Task statement –
What is needed is an exact copy of all the records, written out in full.

The data –
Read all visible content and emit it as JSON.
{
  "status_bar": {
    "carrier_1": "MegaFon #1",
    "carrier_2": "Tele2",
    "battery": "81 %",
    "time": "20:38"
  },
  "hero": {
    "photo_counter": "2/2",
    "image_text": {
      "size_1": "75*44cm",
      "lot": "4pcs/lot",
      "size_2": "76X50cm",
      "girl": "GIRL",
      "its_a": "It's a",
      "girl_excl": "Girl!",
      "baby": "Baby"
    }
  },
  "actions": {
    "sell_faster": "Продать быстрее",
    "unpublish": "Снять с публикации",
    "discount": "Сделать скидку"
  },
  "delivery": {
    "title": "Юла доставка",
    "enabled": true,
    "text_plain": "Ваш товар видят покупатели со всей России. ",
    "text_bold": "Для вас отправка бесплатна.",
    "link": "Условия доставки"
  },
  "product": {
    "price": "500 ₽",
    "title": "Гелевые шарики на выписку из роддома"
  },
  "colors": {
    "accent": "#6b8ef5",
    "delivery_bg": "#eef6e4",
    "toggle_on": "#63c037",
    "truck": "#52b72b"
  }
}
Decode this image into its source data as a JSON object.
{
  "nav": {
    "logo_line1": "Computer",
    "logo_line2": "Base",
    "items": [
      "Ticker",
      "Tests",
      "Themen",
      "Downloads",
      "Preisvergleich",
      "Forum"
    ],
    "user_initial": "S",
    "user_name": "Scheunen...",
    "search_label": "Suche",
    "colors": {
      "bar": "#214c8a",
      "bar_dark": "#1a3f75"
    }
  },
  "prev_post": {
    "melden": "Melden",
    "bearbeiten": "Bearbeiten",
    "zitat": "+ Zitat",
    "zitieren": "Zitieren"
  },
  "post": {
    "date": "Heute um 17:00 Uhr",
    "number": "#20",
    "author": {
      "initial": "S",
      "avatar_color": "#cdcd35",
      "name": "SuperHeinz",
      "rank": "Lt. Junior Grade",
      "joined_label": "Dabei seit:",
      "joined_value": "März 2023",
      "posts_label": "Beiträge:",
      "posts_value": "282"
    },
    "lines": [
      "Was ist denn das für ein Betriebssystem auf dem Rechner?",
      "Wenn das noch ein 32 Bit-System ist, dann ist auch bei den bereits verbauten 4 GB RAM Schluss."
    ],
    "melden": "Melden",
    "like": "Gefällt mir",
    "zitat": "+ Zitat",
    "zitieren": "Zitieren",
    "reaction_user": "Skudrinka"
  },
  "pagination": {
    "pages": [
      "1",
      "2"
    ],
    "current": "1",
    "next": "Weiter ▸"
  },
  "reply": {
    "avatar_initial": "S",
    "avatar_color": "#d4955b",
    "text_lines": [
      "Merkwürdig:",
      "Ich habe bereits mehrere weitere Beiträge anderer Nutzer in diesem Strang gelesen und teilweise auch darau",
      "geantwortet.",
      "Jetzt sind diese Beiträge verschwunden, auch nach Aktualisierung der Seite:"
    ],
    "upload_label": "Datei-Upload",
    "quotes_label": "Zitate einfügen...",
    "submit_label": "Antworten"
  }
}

Reply to the task –
Read all visible content and emit it as JSON.
{
  "status_bar": {
    "carrier_1": "MegaFon #1",
    "carrier_2": "Tele2",
    "battery": "81 %",
    "time": "20:38"
  },
  "hero": {
    "photo_counter": "2/2",
    "image_text": {
      "size_1": "75*44cm",
      "lot": "4pcs/lot",
      "size_2": "76X50cm",
      "girl": "GIRL",
      "its_a": "It's a",
      "girl_excl": "Girl!",
      "baby": "Baby"
    }
  },
  "actions": {
    "sell_faster": "Продать быстрее",
    "unpublish": "Снять с публикации",
    "discount": "Сделать скидку"
  },
  "delivery": {
    "title": "Юла доставка",
    "enabled": true,
    "text_plain": "Ваш товар видят покупатели со всей России. ",
    "text_bold": "Для вас отправка бесплатна.",
    "link": "Условия доставки"
  },
  "product": {
    "price": "500 ₽",
    "title": "Гелевые шарики на выписку из роддома"
  },
  "colors": {
    "accent": "#6b8ef5",
    "delivery_bg": "#eef6e4",
    "toggle_on": "#63c037",
    "truck": "#52b72b"
  }
}
Decode this image into its source data as a JSON object.
{
  "nav": {
    "logo_line1": "Computer",
    "logo_line2": "Base",
    "items": [
      "Ticker",
      "Tests",
      "Themen",
      "Downloads",
      "Preisvergleich",
      "Forum"
    ],
    "user_initial": "S",
    "user_name": "Scheunen...",
    "search_label": "Suche",
    "colors": {
      "bar": "#214c8a",
      "bar_dark": "#1a3f75"
    }
  },
  "prev_post": {
    "melden": "Melden",
    "bearbeiten": "Bearbeiten",
    "zitat": "+ Zitat",
    "zitieren": "Zitieren"
  },
  "post": {
    "date": "Heute um 17:00 Uhr",
    "number": "#20",
    "author": {
      "initial": "S",
      "avatar_color": "#cdcd35",
      "name": "SuperHeinz",
      "rank": "Lt. Junior Grade",
      "joined_label": "Dabei seit:",
      "joined_value": "März 2023",
      "posts_label": "Beiträge:",
      "posts_value": "282"
    },
    "lines": [
      "Was ist denn das für ein Betriebssystem auf dem Rechner?",
      "Wenn das noch ein 32 Bit-System ist, dann ist auch bei den bereits verbauten 4 GB RAM Schluss."
    ],
    "melden": "Melden",
    "like": "Gefällt mir",
    "zitat": "+ Zitat",
    "zitieren": "Zitieren",
    "reaction_user": "Skudrinka"
  },
  "pagination": {
    "pages": [
      "1",
      "2"
    ],
    "current": "1",
    "next": "Weiter ▸"
  },
  "reply": {
    "avatar_initial": "S",
    "avatar_color": "#d4955b",
    "text_lines": [
      "Merkwürdig:",
      "Ich habe bereits mehrere weitere Beiträge anderer Nutzer in diesem Strang gelesen und teilweise auch darau",
      "geantwortet.",
      "Jetzt sind diese Beiträge verschwunden, auch nach Aktualisierung der Seite:"
    ],
    "upload_label": "Datei-Upload",
    "quotes_label": "Zitate einfügen...",
    "submit_label": "Antworten"
  }
}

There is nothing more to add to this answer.